• [Work to complete]: Take the data below and filter it for lines containing the word "name"; show each line found.

[Excerpts from an interface dataset]
*****

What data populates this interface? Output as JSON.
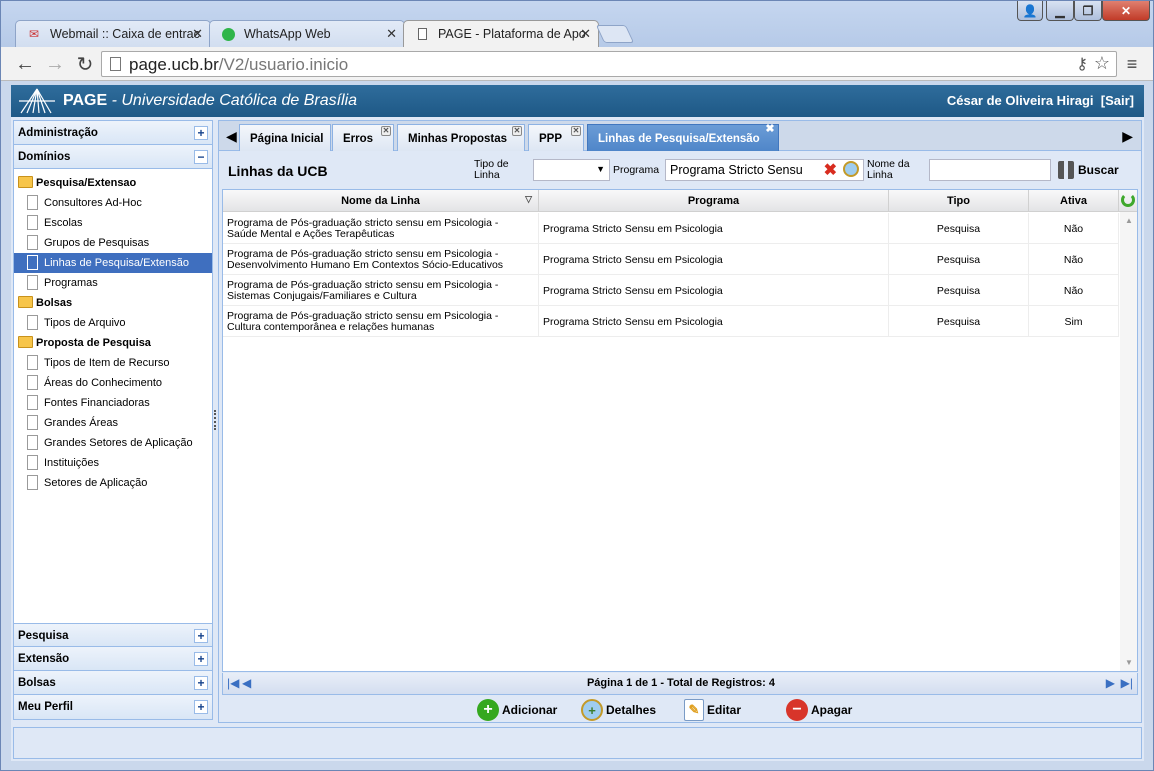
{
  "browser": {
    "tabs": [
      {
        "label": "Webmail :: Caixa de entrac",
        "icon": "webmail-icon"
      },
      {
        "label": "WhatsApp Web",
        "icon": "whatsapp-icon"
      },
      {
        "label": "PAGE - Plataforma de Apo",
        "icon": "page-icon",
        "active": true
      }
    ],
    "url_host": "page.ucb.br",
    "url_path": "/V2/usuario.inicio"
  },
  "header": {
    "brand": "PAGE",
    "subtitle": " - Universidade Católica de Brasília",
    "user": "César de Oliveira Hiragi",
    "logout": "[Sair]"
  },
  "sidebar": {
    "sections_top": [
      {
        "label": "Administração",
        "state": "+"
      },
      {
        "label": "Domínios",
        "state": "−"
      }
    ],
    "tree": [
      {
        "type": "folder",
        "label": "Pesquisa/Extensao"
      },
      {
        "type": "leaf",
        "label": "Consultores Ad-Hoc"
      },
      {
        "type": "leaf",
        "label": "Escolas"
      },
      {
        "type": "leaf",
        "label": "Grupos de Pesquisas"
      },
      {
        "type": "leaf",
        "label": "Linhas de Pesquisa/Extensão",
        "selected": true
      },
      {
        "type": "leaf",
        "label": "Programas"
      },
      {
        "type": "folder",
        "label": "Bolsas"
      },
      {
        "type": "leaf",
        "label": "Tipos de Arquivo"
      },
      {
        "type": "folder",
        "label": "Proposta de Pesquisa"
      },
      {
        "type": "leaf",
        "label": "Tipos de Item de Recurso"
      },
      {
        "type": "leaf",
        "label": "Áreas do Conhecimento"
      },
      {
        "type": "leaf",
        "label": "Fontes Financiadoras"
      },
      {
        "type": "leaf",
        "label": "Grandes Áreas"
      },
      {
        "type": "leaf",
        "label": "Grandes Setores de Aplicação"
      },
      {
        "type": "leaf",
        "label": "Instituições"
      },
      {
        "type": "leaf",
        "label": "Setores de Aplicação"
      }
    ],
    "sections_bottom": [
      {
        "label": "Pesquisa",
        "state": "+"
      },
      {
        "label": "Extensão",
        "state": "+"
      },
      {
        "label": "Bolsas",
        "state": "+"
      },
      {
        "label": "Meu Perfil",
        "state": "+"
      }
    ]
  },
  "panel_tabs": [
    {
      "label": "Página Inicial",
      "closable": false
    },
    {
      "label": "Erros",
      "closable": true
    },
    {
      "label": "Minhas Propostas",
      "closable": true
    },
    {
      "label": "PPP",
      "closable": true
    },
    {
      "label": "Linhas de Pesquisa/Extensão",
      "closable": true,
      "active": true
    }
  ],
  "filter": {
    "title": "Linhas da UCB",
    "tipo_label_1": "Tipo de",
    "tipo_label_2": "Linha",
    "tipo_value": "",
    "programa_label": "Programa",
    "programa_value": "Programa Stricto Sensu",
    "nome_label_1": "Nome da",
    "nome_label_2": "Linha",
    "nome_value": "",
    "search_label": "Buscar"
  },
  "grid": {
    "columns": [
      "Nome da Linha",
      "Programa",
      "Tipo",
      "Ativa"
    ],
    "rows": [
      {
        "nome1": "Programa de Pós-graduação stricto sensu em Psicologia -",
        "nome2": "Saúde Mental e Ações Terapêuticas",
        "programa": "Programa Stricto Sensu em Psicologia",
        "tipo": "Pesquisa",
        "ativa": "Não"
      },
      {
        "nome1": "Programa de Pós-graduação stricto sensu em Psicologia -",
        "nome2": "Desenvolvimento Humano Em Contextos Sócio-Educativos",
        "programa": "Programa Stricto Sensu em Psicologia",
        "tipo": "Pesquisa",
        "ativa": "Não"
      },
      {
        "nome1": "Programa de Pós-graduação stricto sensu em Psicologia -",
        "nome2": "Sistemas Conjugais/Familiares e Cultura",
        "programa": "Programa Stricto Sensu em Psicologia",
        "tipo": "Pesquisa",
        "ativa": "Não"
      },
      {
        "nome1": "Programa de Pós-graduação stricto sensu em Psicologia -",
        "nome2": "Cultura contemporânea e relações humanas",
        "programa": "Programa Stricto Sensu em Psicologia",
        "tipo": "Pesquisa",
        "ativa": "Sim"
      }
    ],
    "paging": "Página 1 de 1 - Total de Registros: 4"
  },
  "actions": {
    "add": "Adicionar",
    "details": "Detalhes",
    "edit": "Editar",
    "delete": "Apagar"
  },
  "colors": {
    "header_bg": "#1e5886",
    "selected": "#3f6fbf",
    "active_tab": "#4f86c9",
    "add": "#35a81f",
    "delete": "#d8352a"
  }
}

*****

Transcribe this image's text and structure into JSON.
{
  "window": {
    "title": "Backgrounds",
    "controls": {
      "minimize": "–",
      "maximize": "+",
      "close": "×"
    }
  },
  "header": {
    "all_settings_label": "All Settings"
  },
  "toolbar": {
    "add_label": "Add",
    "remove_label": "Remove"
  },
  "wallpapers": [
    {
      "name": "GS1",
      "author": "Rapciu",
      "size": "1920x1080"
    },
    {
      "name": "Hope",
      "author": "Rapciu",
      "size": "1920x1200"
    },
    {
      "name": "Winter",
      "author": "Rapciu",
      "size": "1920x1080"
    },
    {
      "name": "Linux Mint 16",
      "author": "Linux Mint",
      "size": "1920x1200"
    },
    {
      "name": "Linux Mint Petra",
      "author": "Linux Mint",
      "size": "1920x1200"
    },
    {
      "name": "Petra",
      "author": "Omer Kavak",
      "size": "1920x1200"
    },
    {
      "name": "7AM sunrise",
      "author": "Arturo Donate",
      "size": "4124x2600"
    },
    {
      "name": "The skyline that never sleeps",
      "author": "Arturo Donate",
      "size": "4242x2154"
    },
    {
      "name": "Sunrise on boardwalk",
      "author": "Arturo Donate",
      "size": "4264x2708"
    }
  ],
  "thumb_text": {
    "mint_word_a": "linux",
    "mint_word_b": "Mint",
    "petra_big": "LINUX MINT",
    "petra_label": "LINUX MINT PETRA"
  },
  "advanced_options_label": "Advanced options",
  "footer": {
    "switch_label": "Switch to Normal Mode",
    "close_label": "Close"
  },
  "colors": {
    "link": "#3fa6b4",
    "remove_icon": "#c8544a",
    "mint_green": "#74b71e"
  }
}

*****

• [Response to the task]:
      "name": "GS1",
      "name": "Hope",
      "name": "Winter",
      "name": "Linux Mint 16",
      "name": "Linux Mint Petra",
      "name": "Petra",
      "name": "7AM sunrise",
      "name": "The skyline that never sleeps",
      "name": "Sunrise on boardwalk",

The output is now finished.